While pattern matrix gives a nice overview of the song and improves sequencing I still could use more traditional approach to sequencing - think of ableton style sequencer where blocks represents patterns as we know them now. For sequencing it would be a lot more intuitive, in my opinion. Same for audio tracks - I never understood how vertical audio tracks could help other than visualize at what position the audio track is at the moment. But that’s only my point of view.

Well, the whole concept of “vertical” notation in trackers is, we (mostly) write from left to right… so a note+octave+inst.number+volume+fx will of course take more space horizontally, unless you write it vertically - which would make it cumbersome to read. Therefore, aligning them vertically is the way to go, unless you want a ridiculous amount of channels x a few notes per channel on screen at once.

Envelopes, automations, waveforms, etc. do not have this problem.

Very much agreed =)

DOH!! Then tilt the top 1/2 of your screen back the other way, and …uh you might need a chainsaw for this :3 :3

imo, it’s called good ui design. if you try to please every user in the world then, in the end, you’ll have a mess of a ui.

try working with a 30 seconds long vocal take in renoise for example. it’s not a good experience at the moment imo. trying to nudge a transient just a few milliseconds is not practical. it’s important to be able to “read” the wave along side all the other music events.

The way I see it.

You play the guitar. You play the piano. You play the flute. All three are wildly different interfaces to producing sounds. But, you put all three together to make a song.

It’s the same for our beloved pattern editor. The pattern editor is great for editing a single pattern.

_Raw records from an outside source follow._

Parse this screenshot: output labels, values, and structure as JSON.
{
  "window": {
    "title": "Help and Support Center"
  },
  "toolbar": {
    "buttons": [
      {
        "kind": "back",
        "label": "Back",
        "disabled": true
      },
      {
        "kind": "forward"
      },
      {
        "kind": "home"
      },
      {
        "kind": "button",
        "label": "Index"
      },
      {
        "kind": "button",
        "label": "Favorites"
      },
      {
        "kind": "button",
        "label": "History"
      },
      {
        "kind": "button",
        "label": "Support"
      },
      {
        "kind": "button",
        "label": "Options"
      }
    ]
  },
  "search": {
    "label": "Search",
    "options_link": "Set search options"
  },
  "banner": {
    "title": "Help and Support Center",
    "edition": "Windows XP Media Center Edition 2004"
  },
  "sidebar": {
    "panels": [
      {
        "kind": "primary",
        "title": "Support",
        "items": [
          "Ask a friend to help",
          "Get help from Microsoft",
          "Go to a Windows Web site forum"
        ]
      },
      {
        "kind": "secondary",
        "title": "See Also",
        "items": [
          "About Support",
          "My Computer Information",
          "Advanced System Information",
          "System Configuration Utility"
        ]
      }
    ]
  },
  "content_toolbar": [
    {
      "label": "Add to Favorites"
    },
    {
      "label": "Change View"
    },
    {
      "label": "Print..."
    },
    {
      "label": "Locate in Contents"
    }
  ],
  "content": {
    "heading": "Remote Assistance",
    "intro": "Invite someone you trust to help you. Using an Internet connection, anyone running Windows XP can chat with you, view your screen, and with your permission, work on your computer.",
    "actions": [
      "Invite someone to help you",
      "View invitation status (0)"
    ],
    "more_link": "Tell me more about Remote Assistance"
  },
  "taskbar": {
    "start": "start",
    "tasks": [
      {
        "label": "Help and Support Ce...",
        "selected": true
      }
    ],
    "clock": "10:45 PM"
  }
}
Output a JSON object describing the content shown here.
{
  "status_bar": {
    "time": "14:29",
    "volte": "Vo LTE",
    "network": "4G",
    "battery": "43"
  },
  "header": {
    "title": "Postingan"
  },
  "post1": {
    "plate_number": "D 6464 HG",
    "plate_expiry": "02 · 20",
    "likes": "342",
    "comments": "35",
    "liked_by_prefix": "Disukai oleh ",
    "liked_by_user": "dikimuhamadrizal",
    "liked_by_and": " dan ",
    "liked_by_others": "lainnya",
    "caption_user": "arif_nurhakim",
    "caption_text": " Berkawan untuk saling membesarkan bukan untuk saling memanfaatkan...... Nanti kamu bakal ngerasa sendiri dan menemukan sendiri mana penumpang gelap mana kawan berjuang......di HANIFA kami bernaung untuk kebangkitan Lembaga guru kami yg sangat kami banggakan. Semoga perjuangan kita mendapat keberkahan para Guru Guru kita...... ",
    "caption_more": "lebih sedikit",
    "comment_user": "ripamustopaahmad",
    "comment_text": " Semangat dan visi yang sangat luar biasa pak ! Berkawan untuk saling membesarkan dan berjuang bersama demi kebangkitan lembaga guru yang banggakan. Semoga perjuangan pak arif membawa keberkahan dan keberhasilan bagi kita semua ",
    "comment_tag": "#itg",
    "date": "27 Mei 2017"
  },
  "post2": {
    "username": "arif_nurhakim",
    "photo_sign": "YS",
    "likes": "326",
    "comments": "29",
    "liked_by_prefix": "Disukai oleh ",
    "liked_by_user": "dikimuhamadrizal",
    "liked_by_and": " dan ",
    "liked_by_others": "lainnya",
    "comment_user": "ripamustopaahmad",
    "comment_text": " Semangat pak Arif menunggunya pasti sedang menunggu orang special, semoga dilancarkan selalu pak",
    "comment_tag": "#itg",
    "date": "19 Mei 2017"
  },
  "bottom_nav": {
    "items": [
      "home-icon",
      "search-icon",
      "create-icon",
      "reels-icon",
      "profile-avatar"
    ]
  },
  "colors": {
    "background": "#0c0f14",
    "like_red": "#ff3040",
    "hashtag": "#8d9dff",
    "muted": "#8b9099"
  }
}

That doesn’t mean that the interface translates to all other aspects of producing on a computer.

Doing so is an obvious kludge.

Completely reasonable, completely agree!

True, Conner_bw. So far, I have never been bothered with the sample editor not being vertical :)

Everything should flow diagonally.
Very efficient use of space, and everybody’s happy. Also very ergonomic.